The prevention of scams is another priority for pensions minister Guy Opperman. New rules require members whose transfers raise ‘amber flags’, such as transfer to a scheme with high risk or unregulated investments, to take guidance from MoneyHelper, which was launched by Maps in June. Where ‘red flags’ are raised, the transfer can be refused, for example where the individual has been contacted out of the blue. This should avert situations where individuals insist on a transfer, and providers have been powerless to prevent it going ahead, even where fraud is suspected.
To foster engagement, the DWP has also outlined plans to help savers looking to access their pots become more informed before moving their money. New ‘stronger nudge’ rules propose trustees and scheme managers ensure the individual has either received, or opted out of receiving, Pension Wise guidance, before proceeding with their application. Schemes must also offer to book a Pension Wise appointment on the individual’s behalf.
In the world of defined benefit (DB) pensions, TPR is introducing a new funding code that allows fast-track or alternative bespoke funding, but is keen to head off extreme funding solutions such as where there is covenant weakness or overblown return projections.
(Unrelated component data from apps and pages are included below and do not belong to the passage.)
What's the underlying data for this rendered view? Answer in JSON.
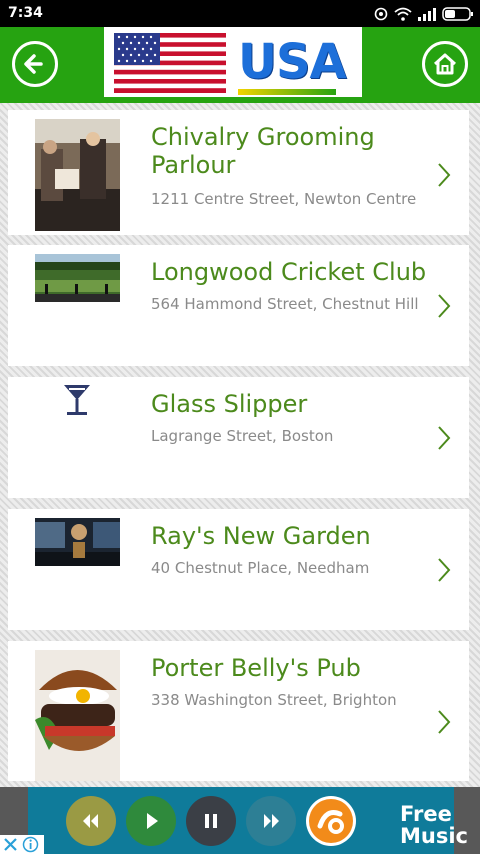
{
  "status_bar": {
    "time": "7:34"
  },
  "header": {
    "country_label": "USA"
  },
  "venues": [
    {
      "title_line1": "Chivalry Grooming",
      "title_line2": "Parlour",
      "address": "1211 Centre Street, Newton Centre",
      "image": "barbershop-photo"
    },
    {
      "title_line1": "Longwood Cricket Club",
      "title_line2": "",
      "address": "564 Hammond Street, Chestnut Hill",
      "image": "cricket-ground-photo"
    },
    {
      "title_line1": "Glass Slipper",
      "title_line2": "",
      "address": "Lagrange Street, Boston",
      "image": "cocktail-glass-icon"
    },
    {
      "title_line1": "Ray's New Garden",
      "title_line2": "",
      "address": "40 Chestnut Place, Needham",
      "image": "bar-interior-photo"
    },
    {
      "title_line1": "Porter Belly's Pub",
      "title_line2": "",
      "address": "338 Washington Street, Brighton",
      "image": "burger-photo"
    }
  ],
  "ad": {
    "line1": "Free",
    "line2": "Music"
  },
  "colors": {
    "header_green": "#26a311",
    "title_green": "#4c8a1c",
    "address_gray": "#8a8a8a"
  }
}
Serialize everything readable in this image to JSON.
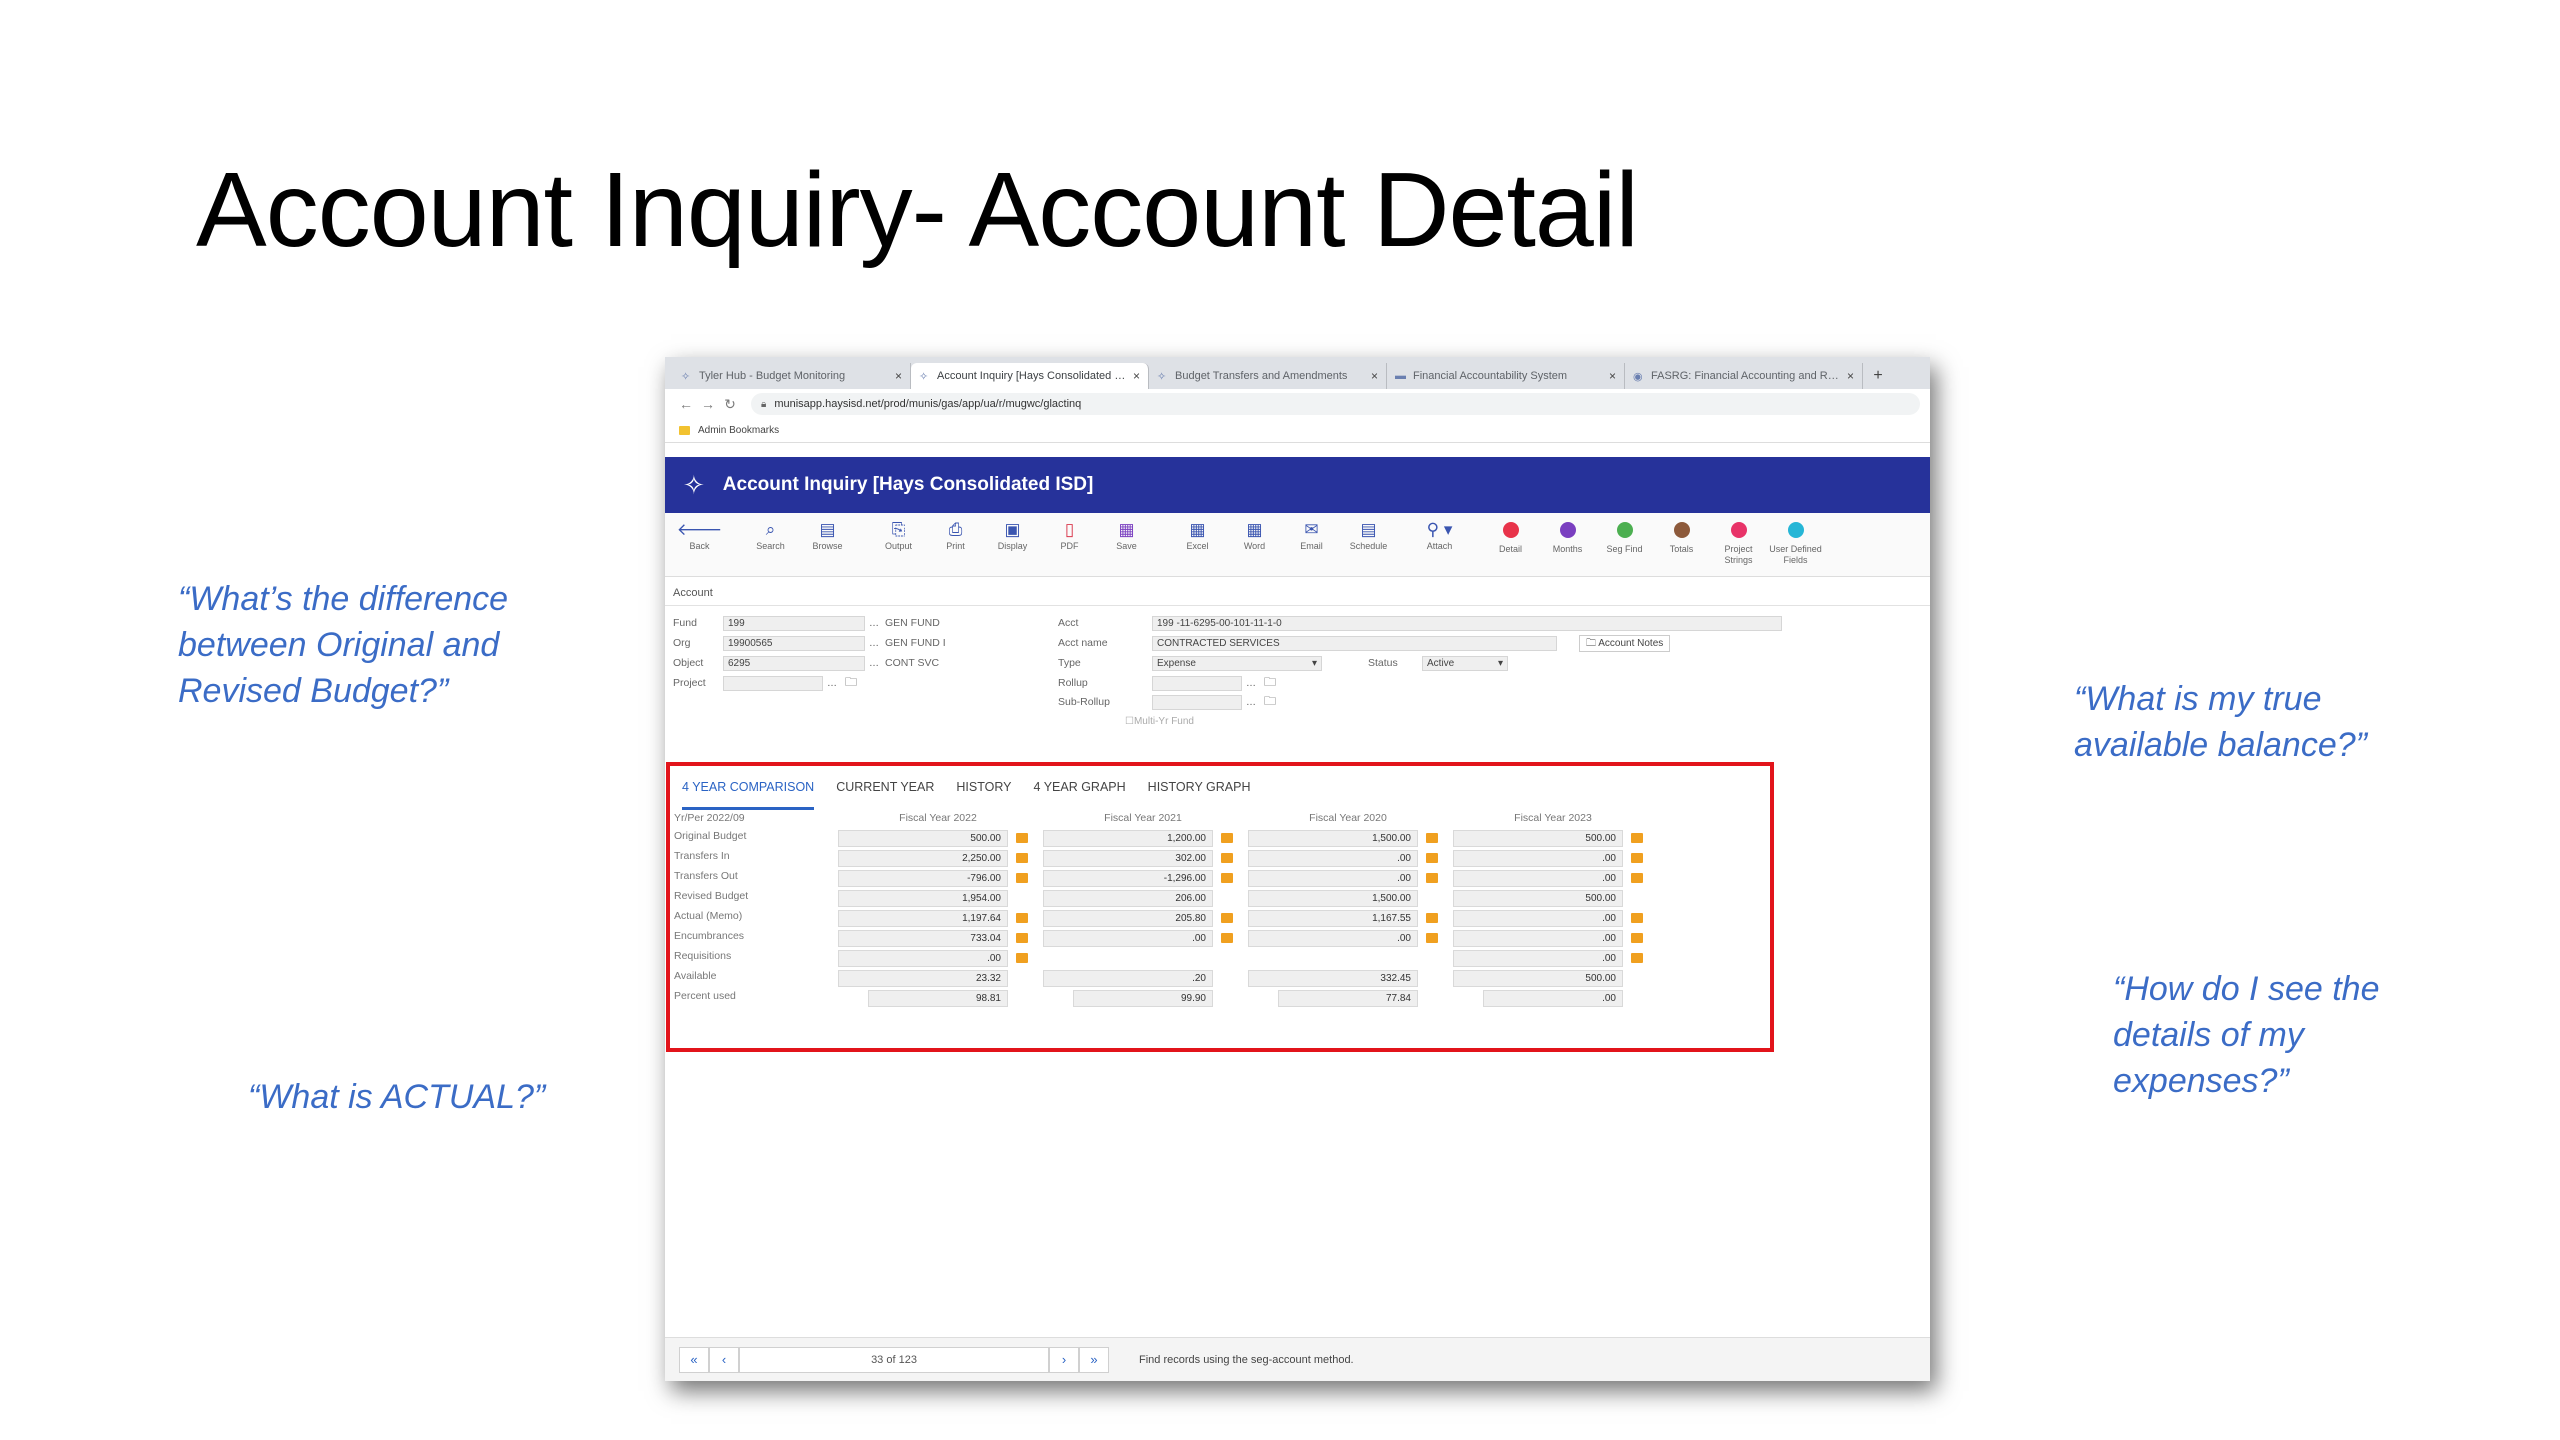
{
  "slide": {
    "title": "Account Inquiry- Account Detail",
    "quotes": {
      "original_revised": "“What’s the difference between Original and Revised Budget?”",
      "available_balance": "“What is my true available balance?”",
      "expense_details": "“How do I see the details of my expenses?”",
      "actual": "“What is ACTUAL?”"
    }
  },
  "browser": {
    "tabs": [
      {
        "label": "Tyler Hub - Budget Monitoring",
        "icon": "tyler-logo-icon"
      },
      {
        "label": "Account Inquiry [Hays Consolidated ISD]",
        "icon": "tyler-logo-icon",
        "active": true
      },
      {
        "label": "Budget Transfers and Amendments",
        "icon": "tyler-logo-icon"
      },
      {
        "label": "Financial Accountability System",
        "icon": "tea-logo-icon"
      },
      {
        "label": "FASRG: Financial Accounting and Reporting",
        "icon": "globe-icon"
      }
    ],
    "url": "munisapp.haysisd.net/prod/munis/gas/app/ua/r/mugwc/glactinq",
    "bookmark_folder": "Admin Bookmarks"
  },
  "app": {
    "title": "Account Inquiry [Hays Consolidated ISD]",
    "toolbar": [
      {
        "label": "Back",
        "icon": "arrow-left-icon"
      },
      {
        "label": "Search",
        "icon": "search-icon"
      },
      {
        "label": "Browse",
        "icon": "browse-icon"
      },
      {
        "label": "Output",
        "icon": "output-icon"
      },
      {
        "label": "Print",
        "icon": "print-icon"
      },
      {
        "label": "Display",
        "icon": "display-icon"
      },
      {
        "label": "PDF",
        "icon": "pdf-icon"
      },
      {
        "label": "Save",
        "icon": "save-icon"
      },
      {
        "label": "Excel",
        "icon": "excel-icon"
      },
      {
        "label": "Word",
        "icon": "word-icon"
      },
      {
        "label": "Email",
        "icon": "email-icon"
      },
      {
        "label": "Schedule",
        "icon": "schedule-icon"
      },
      {
        "label": "Attach",
        "icon": "attach-icon"
      },
      {
        "label": "Detail",
        "icon": "detail-icon",
        "color": "#e8334a"
      },
      {
        "label": "Months",
        "icon": "months-icon",
        "color": "#7a3fc0"
      },
      {
        "label": "Seg Find",
        "icon": "seg-find-icon",
        "color": "#4caf50"
      },
      {
        "label": "Totals",
        "icon": "totals-icon",
        "color": "#8d5a3b"
      },
      {
        "label": "Project Strings",
        "icon": "project-strings-icon",
        "color": "#e83368"
      },
      {
        "label": "User Defined Fields",
        "icon": "user-defined-icon",
        "color": "#26b6d6"
      }
    ],
    "account_section_label": "Account",
    "fields": {
      "fund_label": "Fund",
      "fund": "199",
      "fund_desc": "GEN FUND",
      "org_label": "Org",
      "org": "19900565",
      "org_desc": "GEN FUND I",
      "object_label": "Object",
      "object": "6295",
      "object_desc": "CONT SVC",
      "project_label": "Project",
      "project": "",
      "acct_label": "Acct",
      "acct": "199 -11-6295-00-101-11-1-0",
      "acct_name_label": "Acct name",
      "acct_name": "CONTRACTED SERVICES",
      "type_label": "Type",
      "type": "Expense",
      "status_label": "Status",
      "status": "Active",
      "rollup_label": "Rollup",
      "sub_rollup_label": "Sub-Rollup",
      "multi_yr_label": "Multi-Yr Fund",
      "account_notes_label": "Account Notes"
    },
    "detail_tabs": [
      {
        "label": "4 YEAR COMPARISON",
        "active": true
      },
      {
        "label": "CURRENT YEAR"
      },
      {
        "label": "HISTORY"
      },
      {
        "label": "4 YEAR GRAPH"
      },
      {
        "label": "HISTORY GRAPH"
      }
    ],
    "comparison": {
      "period_label": "Yr/Per 2022/09",
      "years": [
        "Fiscal Year 2022",
        "Fiscal Year 2021",
        "Fiscal Year 2020",
        "Fiscal Year 2023"
      ],
      "row_labels": [
        "Original Budget",
        "Transfers In",
        "Transfers Out",
        "Revised Budget",
        "Actual (Memo)",
        "Encumbrances",
        "Requisitions",
        "Available",
        "Percent used"
      ],
      "values": [
        [
          "500.00",
          "2,250.00",
          "-796.00",
          "1,954.00",
          "1,197.64",
          "733.04",
          ".00",
          "23.32",
          "98.81"
        ],
        [
          "1,200.00",
          "302.00",
          "-1,296.00",
          "206.00",
          "205.80",
          ".00",
          "",
          ".20",
          "99.90"
        ],
        [
          "1,500.00",
          ".00",
          ".00",
          "1,500.00",
          "1,167.55",
          ".00",
          "",
          "332.45",
          "77.84"
        ],
        [
          "500.00",
          ".00",
          ".00",
          "500.00",
          ".00",
          ".00",
          ".00",
          "500.00",
          ".00"
        ]
      ]
    },
    "pager": {
      "record": "33 of 123",
      "message": "Find records using the seg-account method."
    }
  },
  "colors": {
    "header": "#26329a",
    "highlight": "#e2141b",
    "quote": "#3b6cc6",
    "active_tab": "#2a63c4"
  }
}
The Pension Schemes Act introduced two criminal offences which relate to corporate actions that deprive a DB scheme of funding, carrying a maximum seven-year prison sentence or civil penalty of up to £1 million. “TPR has been given greater powers to enforce rules relating to corporate action, in particular,” says Dale Critchley, policy manager for workplace savings and retirement at Aviva. “This means the impact of corporate actions on the scheme will need to be considered to avoid any inadvertent impact that could be misconstrued as intentional.”
The adequacy of minimum contributions is likely to become a major focus of the policy world. The DWP has said its plans from a review conducted in late 2017 will be implemented by the mid 2020s, which is likely to lead to increased contributions from employers who currently pay only the statutory minimum. This includes automatic enrolment starting at 18 rather than 22, and the mandatory 8% contribution applying to the whole of earnings, not just ‘qualifying’ earnings.
“Little is being done on the gender pensions gap as a whole, but work goes on in relevant areas,” says Ros Altmann, former pension minister. “The 2017 auto-enrolment review is likely to consider low earners who are excluded, part time workers who are also excluded from pensions auto-enrolment and have to opt in, the net pay issue has not been resolved and there are important issues to be addressed in terms of contributions during periods out of work for caring responsibilities and ensuring adequate provision on divorce.”
Laura Stewart-Smith, head of workplace savings and retirement at Aviva, suggests that employers adopt salary sacrifice for pension contributions for employees on maternity leave. “This results in pension contributions being maintained at pre-maternity levels throughout paid maternity leave. It would replace the current situation in which employee contributions fall to £1.56 per week in an automatic enrolment minimum scheme,” she says.